### Exercise brief:
Search the listing below for the word "name" and copy each line that holds it.

### Records for the exercise:
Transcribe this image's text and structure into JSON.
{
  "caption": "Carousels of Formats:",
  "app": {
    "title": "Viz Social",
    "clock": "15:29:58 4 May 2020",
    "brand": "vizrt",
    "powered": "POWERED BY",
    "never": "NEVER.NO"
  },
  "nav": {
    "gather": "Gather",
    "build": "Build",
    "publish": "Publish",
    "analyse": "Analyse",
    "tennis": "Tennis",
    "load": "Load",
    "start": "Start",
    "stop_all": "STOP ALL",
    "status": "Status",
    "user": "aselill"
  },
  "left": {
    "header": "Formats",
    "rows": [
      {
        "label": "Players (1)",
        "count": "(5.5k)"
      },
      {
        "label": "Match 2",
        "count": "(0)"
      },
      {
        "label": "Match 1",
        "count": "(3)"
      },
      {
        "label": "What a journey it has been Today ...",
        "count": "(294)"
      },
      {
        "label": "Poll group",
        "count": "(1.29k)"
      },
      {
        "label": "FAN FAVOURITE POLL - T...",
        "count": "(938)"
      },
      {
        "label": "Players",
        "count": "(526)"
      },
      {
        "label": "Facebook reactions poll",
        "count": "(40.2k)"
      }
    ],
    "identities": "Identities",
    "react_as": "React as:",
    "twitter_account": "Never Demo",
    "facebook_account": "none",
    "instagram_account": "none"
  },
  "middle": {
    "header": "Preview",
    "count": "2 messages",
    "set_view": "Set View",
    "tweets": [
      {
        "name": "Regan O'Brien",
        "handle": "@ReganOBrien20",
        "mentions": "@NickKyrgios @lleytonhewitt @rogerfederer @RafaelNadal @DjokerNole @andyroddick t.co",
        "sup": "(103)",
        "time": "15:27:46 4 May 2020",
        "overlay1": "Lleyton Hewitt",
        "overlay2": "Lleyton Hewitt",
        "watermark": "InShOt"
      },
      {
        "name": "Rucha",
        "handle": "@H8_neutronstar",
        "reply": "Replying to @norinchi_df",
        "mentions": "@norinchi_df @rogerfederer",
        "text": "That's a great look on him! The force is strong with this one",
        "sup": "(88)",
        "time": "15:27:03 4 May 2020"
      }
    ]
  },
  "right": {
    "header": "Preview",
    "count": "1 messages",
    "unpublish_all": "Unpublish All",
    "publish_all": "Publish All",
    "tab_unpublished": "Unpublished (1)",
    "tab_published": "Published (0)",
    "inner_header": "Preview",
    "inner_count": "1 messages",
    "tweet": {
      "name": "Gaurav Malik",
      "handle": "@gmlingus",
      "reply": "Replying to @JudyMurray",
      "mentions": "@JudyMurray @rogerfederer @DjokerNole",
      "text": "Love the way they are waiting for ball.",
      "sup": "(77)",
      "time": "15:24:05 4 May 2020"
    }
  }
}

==

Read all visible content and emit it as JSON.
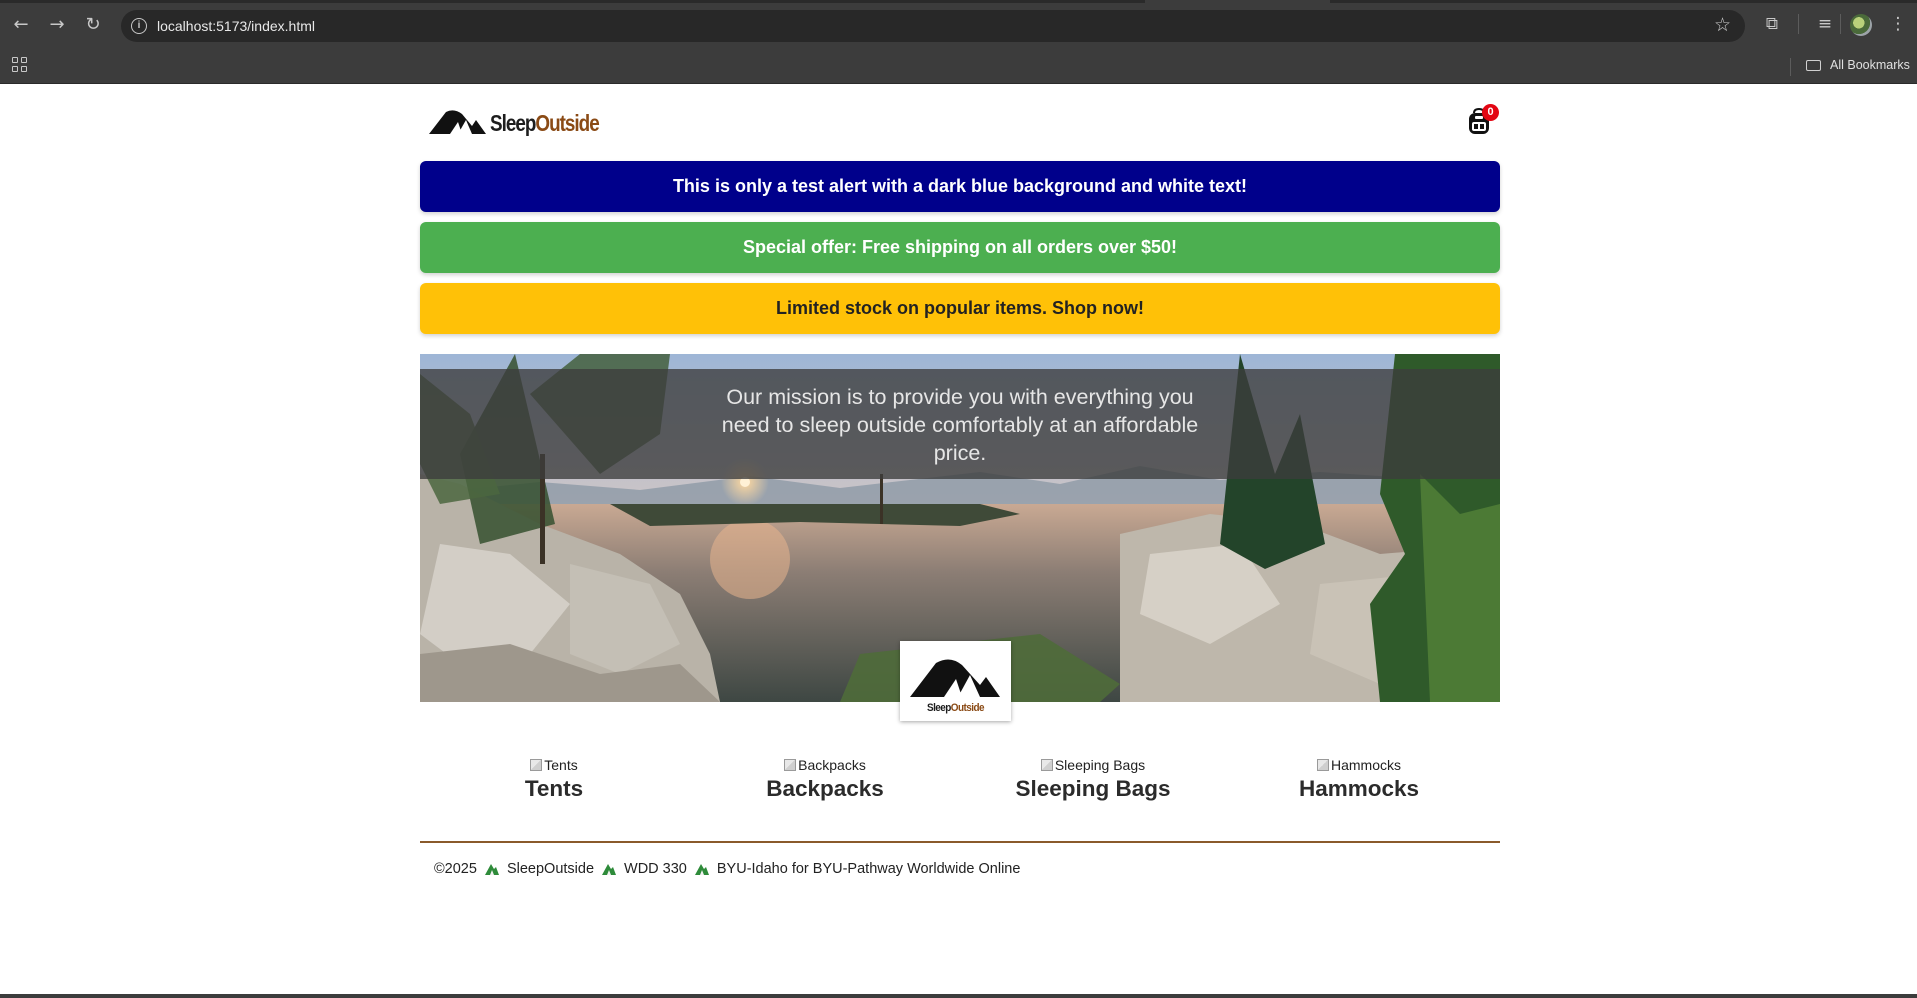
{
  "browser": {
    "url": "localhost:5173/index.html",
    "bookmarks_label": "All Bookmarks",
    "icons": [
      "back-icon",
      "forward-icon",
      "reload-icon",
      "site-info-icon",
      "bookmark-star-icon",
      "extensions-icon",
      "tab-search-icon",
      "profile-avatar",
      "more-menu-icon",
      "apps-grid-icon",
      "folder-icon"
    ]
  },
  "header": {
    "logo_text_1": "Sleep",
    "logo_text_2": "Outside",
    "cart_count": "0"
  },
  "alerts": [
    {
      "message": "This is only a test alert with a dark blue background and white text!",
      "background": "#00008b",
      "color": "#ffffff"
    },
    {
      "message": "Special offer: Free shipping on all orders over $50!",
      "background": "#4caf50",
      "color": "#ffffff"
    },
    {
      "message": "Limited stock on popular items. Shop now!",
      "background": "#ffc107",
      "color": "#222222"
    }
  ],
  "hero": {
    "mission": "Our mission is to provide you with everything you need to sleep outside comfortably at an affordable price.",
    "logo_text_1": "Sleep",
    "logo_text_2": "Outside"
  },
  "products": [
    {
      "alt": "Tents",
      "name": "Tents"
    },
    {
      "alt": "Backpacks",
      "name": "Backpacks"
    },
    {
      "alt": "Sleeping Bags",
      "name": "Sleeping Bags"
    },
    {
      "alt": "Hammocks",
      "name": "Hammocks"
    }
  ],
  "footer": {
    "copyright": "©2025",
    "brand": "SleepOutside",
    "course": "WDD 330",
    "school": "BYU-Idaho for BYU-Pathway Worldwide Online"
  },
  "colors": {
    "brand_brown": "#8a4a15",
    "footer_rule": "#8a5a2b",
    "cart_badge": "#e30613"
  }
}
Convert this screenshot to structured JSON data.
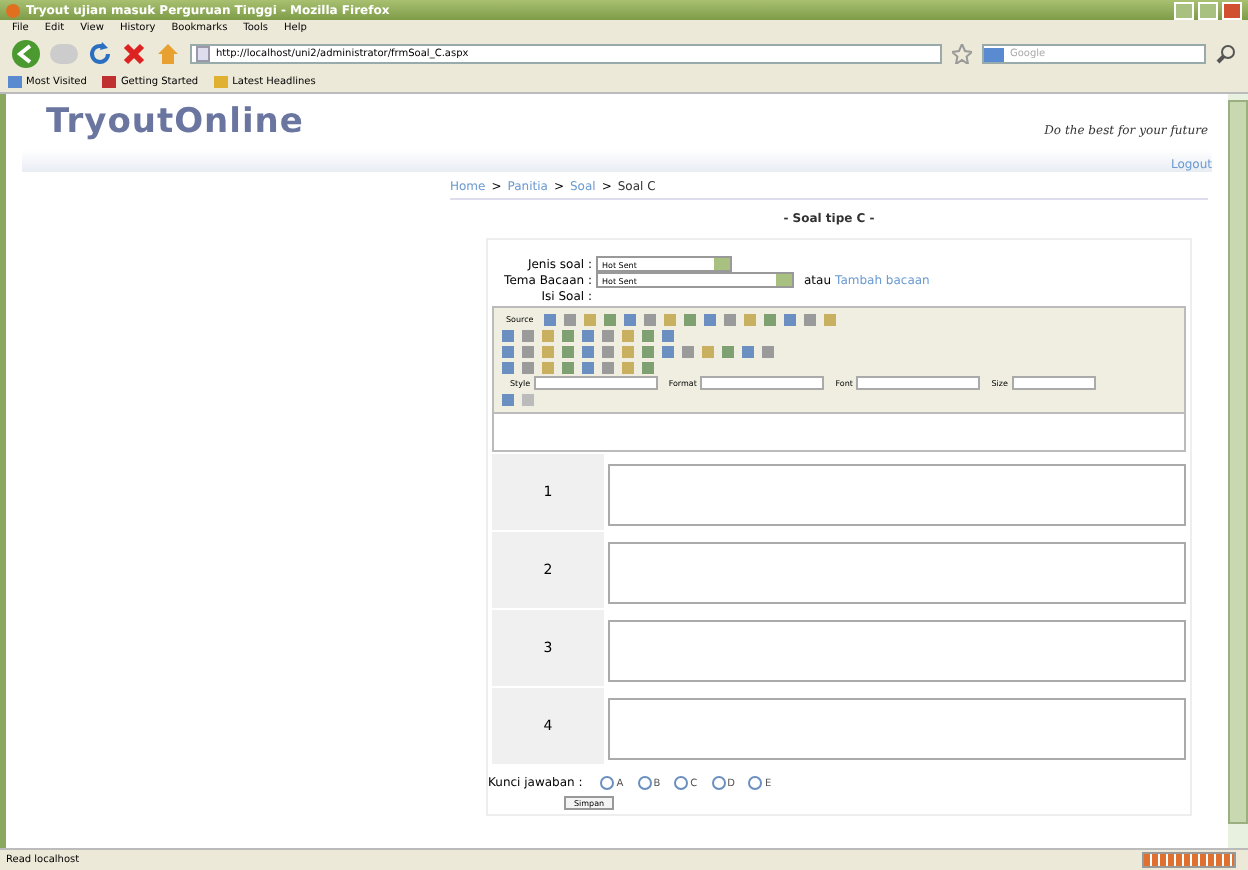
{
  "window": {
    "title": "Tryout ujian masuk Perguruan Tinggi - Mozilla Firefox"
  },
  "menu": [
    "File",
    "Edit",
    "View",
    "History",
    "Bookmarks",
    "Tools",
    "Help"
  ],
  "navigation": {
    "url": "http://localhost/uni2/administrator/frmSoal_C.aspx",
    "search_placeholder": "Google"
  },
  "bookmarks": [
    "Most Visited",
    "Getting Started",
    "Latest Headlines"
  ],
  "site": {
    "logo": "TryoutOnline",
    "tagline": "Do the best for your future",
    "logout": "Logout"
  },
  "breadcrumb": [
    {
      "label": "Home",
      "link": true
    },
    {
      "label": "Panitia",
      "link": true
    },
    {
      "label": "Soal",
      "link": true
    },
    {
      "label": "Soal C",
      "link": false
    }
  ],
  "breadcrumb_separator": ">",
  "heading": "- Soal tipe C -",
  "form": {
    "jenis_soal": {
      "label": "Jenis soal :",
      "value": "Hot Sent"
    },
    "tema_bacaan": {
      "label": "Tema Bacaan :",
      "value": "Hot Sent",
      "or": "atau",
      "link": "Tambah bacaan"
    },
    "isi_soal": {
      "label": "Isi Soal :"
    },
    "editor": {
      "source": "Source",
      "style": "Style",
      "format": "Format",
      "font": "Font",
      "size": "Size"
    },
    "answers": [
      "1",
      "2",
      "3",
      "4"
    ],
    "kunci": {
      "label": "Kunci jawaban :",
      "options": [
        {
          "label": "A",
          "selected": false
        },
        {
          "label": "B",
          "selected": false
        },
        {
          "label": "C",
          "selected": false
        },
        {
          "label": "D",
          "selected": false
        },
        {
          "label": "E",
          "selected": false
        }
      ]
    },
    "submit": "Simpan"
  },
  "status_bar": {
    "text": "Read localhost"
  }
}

### Output of the task:
        "name": "Regan O'Brien",
        "name": "Rucha",
      "name": "Gaurav Malik",
      "name": "Tents"
      "name": "Backpacks"
      "name": "Sleeping Bags"
      "name": "Hammocks"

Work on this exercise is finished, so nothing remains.